■ **Assignment**: Only the lines with "Settings" in them need to be copied from the listing.

■ **Dataset records**:
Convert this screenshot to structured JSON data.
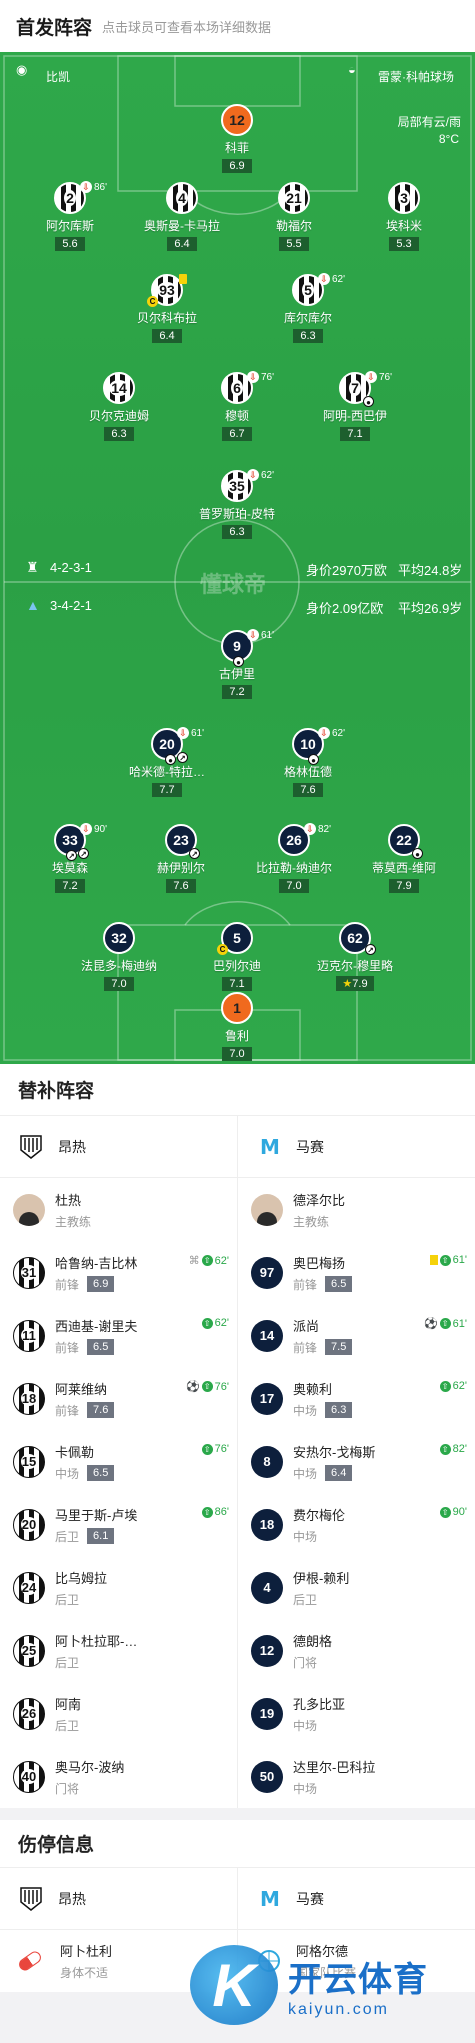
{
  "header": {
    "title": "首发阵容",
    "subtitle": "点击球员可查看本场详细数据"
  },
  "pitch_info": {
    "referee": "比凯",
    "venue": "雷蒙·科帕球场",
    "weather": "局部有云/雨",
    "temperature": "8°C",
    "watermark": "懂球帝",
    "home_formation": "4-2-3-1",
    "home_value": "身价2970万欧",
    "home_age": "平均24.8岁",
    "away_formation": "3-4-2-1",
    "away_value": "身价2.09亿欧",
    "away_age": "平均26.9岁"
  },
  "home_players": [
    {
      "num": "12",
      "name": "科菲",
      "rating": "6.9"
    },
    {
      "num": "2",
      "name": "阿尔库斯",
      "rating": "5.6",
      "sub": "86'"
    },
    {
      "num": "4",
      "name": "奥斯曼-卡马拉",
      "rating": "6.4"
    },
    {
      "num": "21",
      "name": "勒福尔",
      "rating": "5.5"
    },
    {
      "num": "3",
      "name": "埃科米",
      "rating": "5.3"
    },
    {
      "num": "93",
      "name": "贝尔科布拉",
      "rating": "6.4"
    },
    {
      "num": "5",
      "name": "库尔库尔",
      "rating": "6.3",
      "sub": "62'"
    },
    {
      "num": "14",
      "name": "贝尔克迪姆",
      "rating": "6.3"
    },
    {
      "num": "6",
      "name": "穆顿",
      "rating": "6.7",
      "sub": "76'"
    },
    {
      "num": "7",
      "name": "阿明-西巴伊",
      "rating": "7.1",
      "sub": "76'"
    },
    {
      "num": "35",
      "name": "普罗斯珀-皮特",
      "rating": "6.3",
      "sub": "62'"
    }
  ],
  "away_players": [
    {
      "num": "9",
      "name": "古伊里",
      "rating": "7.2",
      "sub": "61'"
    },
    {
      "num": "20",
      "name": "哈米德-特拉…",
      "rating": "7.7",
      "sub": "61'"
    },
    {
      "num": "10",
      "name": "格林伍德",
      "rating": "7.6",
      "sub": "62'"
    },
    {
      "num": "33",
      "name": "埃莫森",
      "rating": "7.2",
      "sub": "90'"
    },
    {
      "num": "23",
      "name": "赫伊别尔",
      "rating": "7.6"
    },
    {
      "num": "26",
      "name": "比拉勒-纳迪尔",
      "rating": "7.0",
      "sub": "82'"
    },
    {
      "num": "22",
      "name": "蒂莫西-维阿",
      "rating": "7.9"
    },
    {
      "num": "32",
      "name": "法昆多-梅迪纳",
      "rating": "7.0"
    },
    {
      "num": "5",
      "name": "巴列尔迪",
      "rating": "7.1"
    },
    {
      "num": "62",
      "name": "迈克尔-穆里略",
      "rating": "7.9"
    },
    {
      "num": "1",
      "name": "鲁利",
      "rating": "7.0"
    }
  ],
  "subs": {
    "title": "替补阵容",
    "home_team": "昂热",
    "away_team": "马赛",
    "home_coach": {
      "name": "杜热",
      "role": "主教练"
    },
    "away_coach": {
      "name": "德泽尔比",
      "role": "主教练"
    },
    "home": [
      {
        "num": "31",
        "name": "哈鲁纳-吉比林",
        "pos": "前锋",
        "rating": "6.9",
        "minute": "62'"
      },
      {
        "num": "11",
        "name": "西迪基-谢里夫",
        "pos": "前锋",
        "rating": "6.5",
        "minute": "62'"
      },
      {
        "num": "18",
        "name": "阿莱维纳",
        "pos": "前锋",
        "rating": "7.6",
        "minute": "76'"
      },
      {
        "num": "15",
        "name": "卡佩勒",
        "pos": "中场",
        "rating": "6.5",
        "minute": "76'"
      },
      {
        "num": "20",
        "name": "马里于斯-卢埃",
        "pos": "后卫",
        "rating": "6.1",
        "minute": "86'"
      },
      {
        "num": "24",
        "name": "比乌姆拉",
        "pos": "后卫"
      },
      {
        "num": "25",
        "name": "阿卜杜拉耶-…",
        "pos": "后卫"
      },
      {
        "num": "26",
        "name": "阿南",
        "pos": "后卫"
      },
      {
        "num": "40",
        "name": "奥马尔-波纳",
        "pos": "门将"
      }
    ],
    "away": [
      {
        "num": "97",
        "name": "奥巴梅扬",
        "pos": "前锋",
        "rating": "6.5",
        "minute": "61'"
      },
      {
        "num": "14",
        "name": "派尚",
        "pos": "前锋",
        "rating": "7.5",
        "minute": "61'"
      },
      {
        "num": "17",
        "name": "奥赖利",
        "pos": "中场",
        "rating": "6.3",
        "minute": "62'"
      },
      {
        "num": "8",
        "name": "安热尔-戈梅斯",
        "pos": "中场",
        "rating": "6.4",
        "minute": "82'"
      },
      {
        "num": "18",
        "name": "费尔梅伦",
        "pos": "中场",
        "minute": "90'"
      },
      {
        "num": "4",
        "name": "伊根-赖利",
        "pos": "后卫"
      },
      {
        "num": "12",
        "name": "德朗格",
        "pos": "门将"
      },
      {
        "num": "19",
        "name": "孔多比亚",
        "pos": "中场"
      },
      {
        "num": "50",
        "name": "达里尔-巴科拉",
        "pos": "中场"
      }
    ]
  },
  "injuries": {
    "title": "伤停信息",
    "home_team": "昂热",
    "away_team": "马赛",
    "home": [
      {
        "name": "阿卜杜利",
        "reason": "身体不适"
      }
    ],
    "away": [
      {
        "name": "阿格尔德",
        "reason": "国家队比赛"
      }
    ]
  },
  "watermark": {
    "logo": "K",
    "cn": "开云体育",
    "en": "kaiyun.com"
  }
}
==
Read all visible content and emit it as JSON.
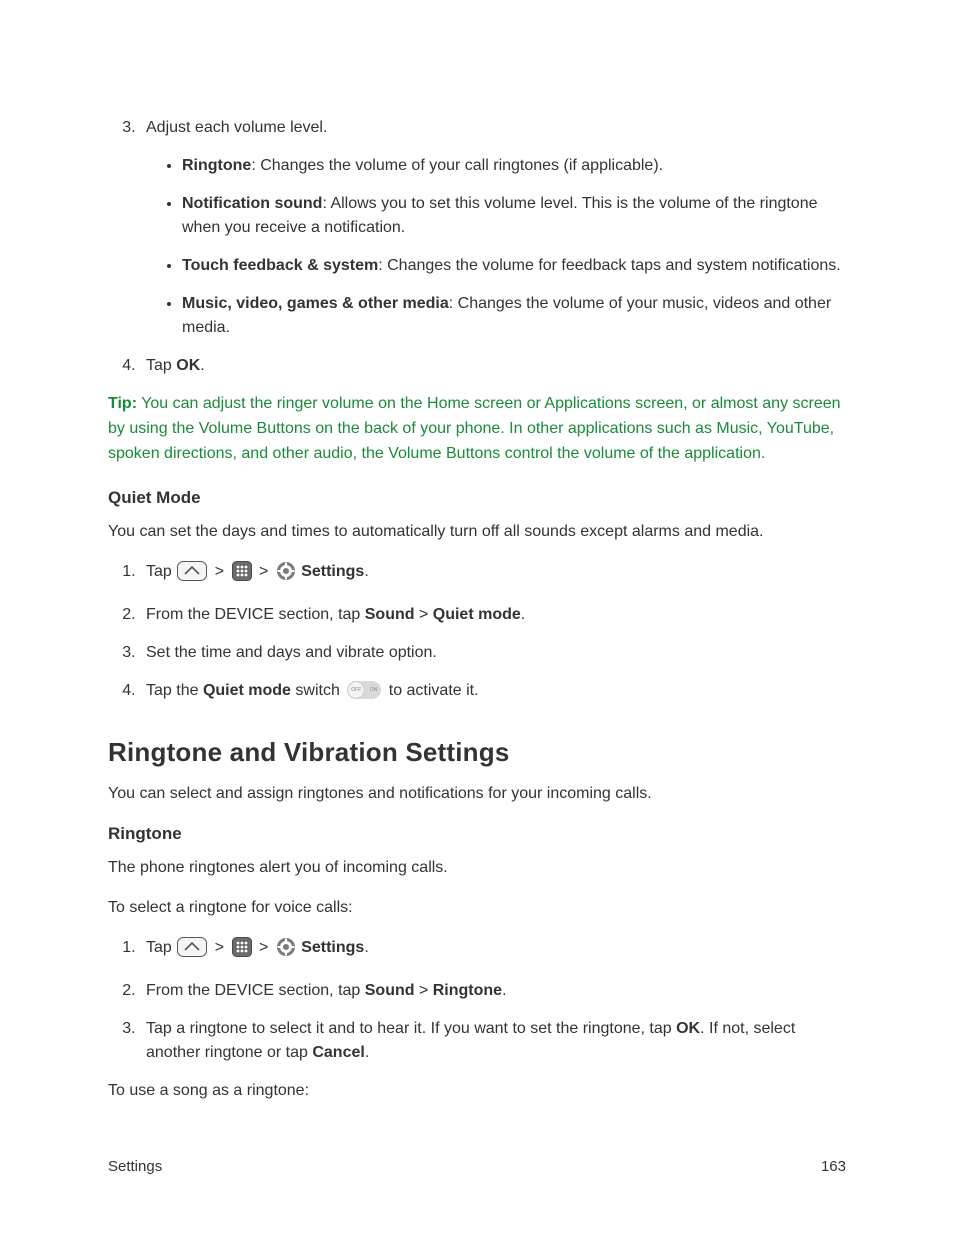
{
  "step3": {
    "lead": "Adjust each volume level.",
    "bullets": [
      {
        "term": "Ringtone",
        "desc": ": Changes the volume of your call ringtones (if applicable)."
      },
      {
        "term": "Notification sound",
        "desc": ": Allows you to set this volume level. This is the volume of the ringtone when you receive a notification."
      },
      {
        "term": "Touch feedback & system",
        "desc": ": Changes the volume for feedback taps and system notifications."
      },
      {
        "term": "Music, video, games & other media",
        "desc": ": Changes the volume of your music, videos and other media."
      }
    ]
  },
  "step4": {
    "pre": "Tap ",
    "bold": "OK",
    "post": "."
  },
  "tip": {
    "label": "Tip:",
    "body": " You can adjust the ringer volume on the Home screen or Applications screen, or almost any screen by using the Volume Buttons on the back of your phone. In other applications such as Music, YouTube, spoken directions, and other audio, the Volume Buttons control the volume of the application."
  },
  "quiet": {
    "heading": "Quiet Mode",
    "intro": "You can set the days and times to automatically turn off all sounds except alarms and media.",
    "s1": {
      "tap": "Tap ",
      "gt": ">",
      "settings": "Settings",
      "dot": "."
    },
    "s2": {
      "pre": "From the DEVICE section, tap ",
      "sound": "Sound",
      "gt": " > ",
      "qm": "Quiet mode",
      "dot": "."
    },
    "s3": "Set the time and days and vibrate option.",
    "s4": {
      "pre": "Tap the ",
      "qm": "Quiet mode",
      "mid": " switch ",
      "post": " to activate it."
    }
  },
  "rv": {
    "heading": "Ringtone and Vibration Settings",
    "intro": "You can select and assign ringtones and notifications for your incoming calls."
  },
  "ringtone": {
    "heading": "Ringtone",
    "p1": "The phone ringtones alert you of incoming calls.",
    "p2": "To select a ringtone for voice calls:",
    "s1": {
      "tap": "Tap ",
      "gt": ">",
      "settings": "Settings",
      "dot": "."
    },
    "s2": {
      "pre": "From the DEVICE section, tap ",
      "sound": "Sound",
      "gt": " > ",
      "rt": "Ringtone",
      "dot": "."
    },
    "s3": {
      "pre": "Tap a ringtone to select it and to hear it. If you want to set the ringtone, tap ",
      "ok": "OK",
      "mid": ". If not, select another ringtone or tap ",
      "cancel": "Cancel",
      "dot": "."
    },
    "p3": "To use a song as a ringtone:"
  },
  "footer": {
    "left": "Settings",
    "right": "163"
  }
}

■ **Solution to the problem**:
      "settings": "Settings",
    "heading": "Ringtone and Vibration Settings",
      "settings": "Settings",
    "left": "Settings",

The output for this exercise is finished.